* **What you need to do**:
Do not include the pictures; repeat the rest of the data exactly.

* **Source data**:
=== Section Start ===

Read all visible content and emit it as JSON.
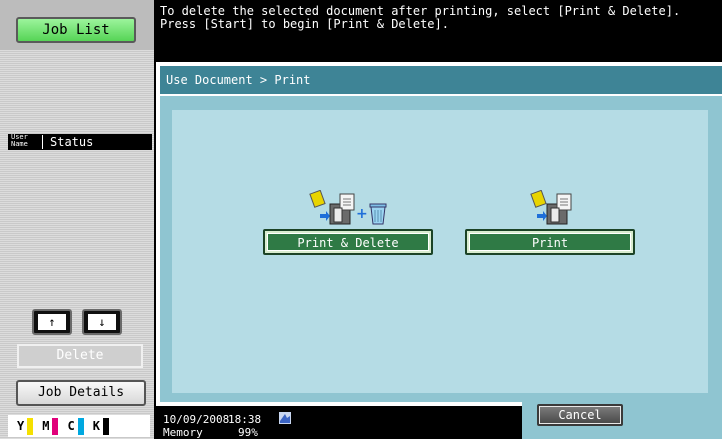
{
  "sidebar": {
    "job_list_label": "Job List",
    "column_user": "User Name",
    "column_user_line1": "User",
    "column_user_line2": "Name",
    "column_status": "Status",
    "up_label": "↑",
    "down_label": "↓",
    "delete_label": "Delete",
    "job_details_label": "Job Details",
    "toner": [
      {
        "label": "Y",
        "color": "#f5e000"
      },
      {
        "label": "M",
        "color": "#e0007a"
      },
      {
        "label": "C",
        "color": "#00a8e0"
      },
      {
        "label": "K",
        "color": "#000000"
      }
    ]
  },
  "message": {
    "line1": "To delete the selected document after printing, select [Print & Delete].",
    "line2": "Press [Start] to begin [Print & Delete]."
  },
  "main": {
    "breadcrumb": "Use Document > Print",
    "print_delete_label": "Print & Delete",
    "print_label": "Print"
  },
  "status_bar": {
    "date": "10/09/2008",
    "time": "18:38",
    "memory_label": "Memory",
    "memory_value": "99%",
    "cancel_label": "Cancel"
  },
  "colors": {
    "title_bar": "#3e8496",
    "content_bg": "#8fc5d1",
    "button_green": "#2f7a45",
    "job_list_green": "#56d456"
  }
}
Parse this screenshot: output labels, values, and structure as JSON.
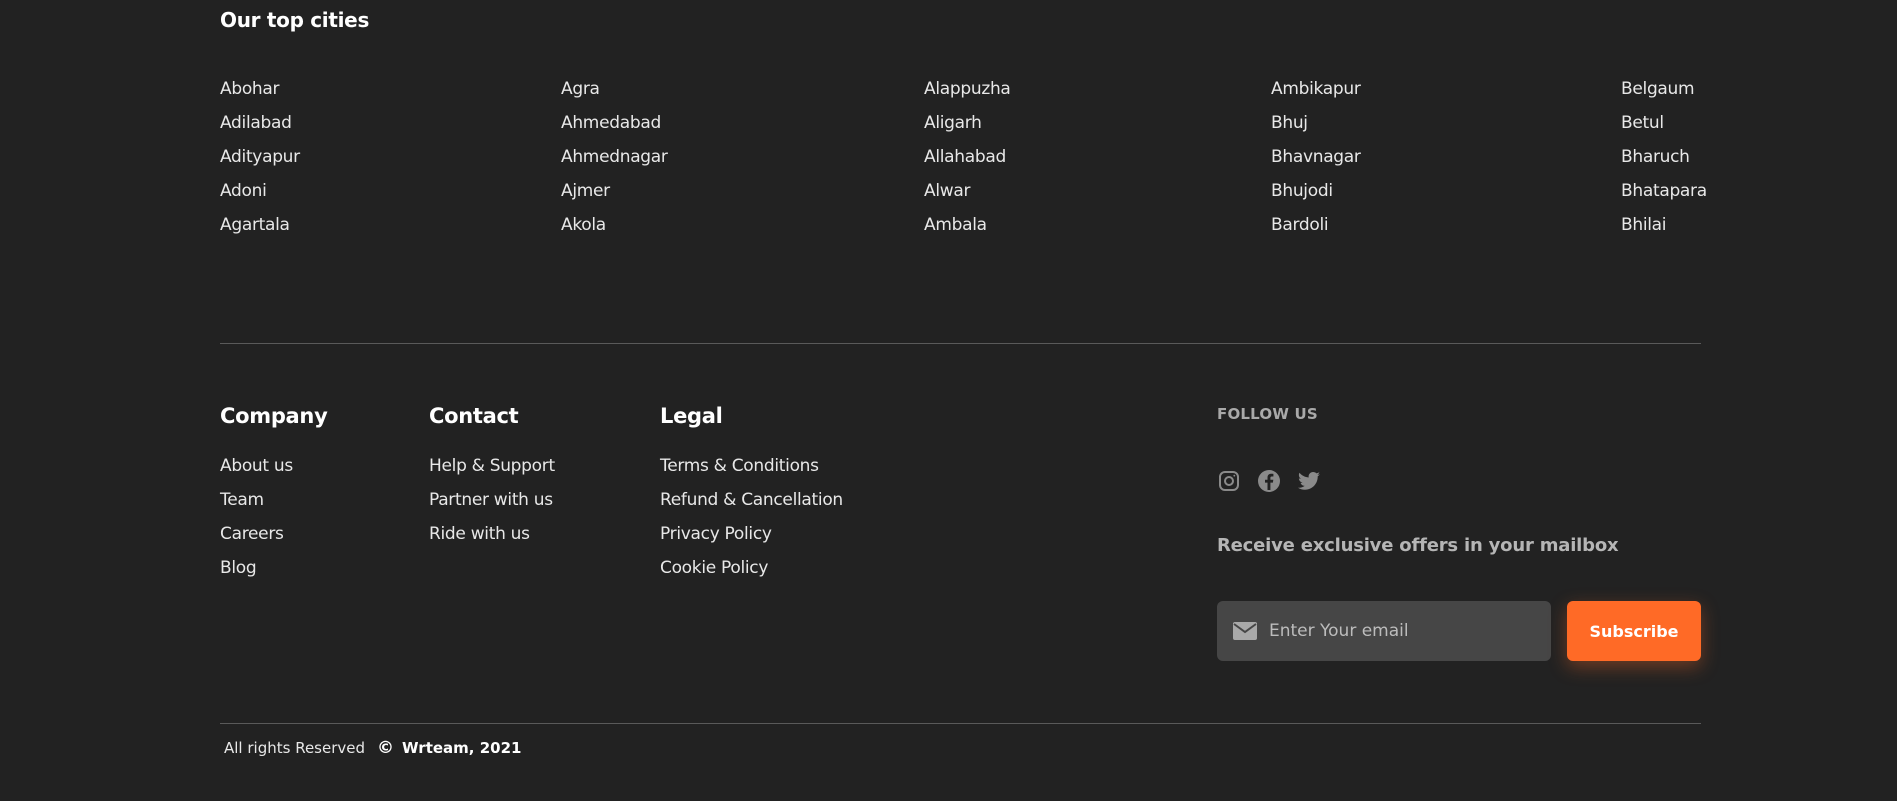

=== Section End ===

* **Exercise result**:
Read all visible content and emit it as JSON.
{
  "sidebar": {
    "job_list_label": "Job List",
    "column_user": "User Name",
    "column_user_line1": "User",
    "column_user_line2": "Name",
    "column_status": "Status",
    "up_label": "↑",
    "down_label": "↓",
    "delete_label": "Delete",
    "job_details_label": "Job Details",
    "toner": [
      {
        "label": "Y",
        "color": "#f5e000"
      },
      {
        "label": "M",
        "color": "#e0007a"
      },
      {
        "label": "C",
        "color": "#00a8e0"
      },
      {
        "label": "K",
        "color": "#000000"
      }
    ]
  },
  "message": {
    "line1": "To delete the selected document after printing, select [Print & Delete].",
    "line2": "Press [Start] to begin [Print & Delete]."
  },
  "main": {
    "breadcrumb": "Use Document > Print",
    "print_delete_label": "Print & Delete",
    "print_label": "Print"
  },
  "status_bar": {
    "date": "10/09/2008",
    "time": "18:38",
    "memory_label": "Memory",
    "memory_value": "99%",
    "cancel_label": "Cancel"
  },
  "colors": {
    "title_bar": "#3e8496",
    "content_bg": "#8fc5d1",
    "button_green": "#2f7a45",
    "job_list_green": "#56d456"
  }
}
Parse this screenshot: output labels, values, and structure as JSON.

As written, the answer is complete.